WHAT YOU ARE ASKED TO DO: Go through the data below. List every line that holds the word "mode".

GIVEN DATA:

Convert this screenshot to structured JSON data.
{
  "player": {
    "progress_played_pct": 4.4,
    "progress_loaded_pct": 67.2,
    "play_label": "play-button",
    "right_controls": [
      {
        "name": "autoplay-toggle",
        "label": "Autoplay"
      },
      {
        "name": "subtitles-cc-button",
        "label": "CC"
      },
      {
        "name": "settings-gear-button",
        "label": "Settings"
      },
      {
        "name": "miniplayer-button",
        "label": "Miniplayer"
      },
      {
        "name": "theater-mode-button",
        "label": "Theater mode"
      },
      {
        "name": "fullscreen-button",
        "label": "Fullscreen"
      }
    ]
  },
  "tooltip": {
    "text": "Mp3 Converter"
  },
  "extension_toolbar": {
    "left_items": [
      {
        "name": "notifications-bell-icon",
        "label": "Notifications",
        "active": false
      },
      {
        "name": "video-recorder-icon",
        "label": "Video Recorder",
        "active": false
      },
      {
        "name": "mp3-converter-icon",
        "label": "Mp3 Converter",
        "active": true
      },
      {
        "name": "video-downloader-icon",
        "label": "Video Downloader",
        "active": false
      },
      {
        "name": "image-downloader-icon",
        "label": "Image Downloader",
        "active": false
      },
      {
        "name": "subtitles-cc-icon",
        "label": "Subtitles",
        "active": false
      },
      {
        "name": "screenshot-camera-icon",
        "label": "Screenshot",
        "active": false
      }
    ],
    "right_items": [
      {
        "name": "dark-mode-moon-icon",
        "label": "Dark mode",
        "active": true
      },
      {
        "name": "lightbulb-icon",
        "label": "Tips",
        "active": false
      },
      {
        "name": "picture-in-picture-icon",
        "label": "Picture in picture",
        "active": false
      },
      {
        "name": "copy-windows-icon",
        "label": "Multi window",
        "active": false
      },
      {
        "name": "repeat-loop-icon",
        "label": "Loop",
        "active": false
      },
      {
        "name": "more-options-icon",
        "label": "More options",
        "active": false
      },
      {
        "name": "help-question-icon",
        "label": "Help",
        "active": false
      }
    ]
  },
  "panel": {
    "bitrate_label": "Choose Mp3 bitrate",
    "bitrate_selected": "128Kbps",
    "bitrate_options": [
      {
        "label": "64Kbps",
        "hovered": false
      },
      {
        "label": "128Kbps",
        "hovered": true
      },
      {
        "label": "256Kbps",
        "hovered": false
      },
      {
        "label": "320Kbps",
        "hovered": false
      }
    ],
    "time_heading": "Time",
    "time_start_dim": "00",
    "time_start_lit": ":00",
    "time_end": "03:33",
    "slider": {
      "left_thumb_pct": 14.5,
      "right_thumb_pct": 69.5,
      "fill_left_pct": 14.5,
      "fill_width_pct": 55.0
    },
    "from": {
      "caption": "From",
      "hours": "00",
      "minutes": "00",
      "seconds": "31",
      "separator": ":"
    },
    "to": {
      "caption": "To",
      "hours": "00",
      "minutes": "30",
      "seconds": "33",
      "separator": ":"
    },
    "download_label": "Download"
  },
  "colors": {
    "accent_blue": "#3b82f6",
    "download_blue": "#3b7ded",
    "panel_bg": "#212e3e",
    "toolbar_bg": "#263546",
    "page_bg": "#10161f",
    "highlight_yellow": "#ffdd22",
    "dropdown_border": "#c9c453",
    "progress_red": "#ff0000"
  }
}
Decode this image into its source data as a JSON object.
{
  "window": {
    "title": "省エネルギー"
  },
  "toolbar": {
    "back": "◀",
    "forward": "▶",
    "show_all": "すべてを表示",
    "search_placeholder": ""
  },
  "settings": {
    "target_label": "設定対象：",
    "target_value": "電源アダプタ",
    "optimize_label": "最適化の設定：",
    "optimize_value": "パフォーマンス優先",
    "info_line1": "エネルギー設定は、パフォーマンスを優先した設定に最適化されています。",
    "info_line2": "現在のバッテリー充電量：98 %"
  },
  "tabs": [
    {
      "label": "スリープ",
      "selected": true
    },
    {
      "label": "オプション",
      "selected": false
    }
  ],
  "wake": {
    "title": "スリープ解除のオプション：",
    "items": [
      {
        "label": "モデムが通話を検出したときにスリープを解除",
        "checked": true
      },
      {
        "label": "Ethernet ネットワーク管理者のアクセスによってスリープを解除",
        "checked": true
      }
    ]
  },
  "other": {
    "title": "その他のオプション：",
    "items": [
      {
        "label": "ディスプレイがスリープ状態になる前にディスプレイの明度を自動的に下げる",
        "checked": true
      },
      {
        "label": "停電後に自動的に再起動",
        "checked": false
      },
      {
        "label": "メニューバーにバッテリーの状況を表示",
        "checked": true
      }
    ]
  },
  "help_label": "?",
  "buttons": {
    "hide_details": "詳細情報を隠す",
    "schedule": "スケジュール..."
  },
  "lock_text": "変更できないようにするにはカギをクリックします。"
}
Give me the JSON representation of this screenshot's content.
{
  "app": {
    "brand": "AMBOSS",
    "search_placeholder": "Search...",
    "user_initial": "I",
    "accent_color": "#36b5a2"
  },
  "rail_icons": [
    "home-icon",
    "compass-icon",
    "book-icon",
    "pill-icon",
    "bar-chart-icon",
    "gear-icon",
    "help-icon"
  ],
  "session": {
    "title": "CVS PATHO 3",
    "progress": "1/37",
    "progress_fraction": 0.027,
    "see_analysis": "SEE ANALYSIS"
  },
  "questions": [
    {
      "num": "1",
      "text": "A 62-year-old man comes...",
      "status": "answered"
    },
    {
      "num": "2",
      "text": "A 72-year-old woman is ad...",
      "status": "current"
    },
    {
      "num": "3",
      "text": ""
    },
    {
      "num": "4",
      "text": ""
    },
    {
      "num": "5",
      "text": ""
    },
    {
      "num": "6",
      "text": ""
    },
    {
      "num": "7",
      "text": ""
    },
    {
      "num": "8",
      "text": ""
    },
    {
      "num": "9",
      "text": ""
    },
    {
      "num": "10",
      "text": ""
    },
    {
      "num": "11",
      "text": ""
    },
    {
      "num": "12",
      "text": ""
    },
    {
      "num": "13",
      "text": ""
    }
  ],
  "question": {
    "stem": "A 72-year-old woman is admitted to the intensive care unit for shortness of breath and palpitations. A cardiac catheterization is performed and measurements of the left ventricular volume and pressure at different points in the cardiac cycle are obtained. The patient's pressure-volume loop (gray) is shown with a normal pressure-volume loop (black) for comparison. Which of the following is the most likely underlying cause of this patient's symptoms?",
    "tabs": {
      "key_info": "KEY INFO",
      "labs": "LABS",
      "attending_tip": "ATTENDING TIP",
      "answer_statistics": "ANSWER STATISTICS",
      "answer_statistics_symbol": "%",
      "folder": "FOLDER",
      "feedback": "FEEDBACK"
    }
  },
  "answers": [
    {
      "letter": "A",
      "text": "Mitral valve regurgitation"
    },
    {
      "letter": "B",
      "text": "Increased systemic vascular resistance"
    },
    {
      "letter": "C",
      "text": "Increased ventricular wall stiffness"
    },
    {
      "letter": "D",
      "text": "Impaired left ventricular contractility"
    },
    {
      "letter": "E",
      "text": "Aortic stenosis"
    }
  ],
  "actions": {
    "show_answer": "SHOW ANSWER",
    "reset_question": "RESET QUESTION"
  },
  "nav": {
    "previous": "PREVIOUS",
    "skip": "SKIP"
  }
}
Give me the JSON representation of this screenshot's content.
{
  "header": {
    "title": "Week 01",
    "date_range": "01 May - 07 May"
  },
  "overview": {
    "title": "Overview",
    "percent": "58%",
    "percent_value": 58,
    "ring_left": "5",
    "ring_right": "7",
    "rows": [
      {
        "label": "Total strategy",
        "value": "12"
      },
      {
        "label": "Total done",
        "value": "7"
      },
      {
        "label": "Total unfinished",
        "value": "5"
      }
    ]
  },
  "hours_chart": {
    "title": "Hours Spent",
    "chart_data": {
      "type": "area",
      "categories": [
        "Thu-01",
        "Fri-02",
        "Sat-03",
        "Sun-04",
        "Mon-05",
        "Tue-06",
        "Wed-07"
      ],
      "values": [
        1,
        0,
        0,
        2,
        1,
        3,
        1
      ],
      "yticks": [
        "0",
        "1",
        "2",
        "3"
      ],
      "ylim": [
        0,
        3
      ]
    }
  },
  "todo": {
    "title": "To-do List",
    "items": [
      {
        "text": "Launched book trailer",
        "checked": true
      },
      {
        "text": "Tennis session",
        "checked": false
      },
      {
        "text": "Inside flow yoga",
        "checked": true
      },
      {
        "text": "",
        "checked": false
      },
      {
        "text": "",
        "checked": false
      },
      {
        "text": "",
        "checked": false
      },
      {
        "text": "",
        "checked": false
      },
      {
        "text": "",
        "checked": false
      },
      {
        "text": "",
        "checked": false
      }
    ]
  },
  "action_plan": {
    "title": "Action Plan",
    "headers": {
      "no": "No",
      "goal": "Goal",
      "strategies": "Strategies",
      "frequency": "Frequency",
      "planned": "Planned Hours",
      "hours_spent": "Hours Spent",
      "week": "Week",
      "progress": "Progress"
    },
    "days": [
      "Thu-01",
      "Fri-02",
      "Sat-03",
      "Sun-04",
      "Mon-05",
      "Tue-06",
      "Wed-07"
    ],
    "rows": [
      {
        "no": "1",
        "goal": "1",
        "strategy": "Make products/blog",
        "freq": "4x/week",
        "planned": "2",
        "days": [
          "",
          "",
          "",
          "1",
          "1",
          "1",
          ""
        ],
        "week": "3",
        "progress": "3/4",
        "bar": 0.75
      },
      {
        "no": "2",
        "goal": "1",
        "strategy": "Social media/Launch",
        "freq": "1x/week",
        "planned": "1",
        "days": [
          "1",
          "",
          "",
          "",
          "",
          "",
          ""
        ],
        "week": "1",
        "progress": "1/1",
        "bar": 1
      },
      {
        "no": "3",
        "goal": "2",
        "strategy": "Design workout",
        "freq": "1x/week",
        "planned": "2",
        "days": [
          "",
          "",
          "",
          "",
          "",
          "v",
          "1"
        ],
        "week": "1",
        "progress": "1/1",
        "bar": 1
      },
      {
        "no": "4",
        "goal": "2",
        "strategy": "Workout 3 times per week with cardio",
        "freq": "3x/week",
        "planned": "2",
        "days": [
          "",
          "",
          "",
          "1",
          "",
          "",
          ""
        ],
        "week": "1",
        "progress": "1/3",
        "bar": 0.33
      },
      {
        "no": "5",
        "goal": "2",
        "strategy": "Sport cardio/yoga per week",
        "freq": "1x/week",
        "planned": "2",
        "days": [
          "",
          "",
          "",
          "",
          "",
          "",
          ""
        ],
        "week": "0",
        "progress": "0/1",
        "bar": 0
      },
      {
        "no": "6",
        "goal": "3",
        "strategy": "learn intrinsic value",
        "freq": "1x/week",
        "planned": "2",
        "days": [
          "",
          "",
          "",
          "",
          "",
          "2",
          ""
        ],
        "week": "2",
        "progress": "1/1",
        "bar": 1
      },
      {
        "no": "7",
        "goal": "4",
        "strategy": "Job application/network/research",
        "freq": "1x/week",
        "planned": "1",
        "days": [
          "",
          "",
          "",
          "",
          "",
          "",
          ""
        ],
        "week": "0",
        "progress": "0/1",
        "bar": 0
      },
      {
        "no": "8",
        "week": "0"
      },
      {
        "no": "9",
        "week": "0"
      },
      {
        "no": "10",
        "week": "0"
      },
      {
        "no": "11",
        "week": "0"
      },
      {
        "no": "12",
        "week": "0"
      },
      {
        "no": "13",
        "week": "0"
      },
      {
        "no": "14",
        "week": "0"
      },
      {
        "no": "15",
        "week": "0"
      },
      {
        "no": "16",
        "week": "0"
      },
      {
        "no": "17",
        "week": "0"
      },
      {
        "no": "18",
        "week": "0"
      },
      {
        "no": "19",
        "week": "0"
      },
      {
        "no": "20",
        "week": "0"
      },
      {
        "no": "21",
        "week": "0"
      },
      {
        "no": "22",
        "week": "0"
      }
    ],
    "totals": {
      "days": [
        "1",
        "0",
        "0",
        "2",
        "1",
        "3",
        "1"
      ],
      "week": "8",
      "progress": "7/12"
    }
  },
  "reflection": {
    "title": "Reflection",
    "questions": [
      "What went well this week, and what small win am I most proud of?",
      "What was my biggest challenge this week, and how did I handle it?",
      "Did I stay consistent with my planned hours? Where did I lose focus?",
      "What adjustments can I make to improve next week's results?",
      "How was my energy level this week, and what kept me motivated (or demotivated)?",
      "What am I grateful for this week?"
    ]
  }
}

EXERCISE ANSWER:
        "name": "theater-mode-button",
        "label": "Theater mode"
        "name": "dark-mode-moon-icon",
        "label": "Dark mode",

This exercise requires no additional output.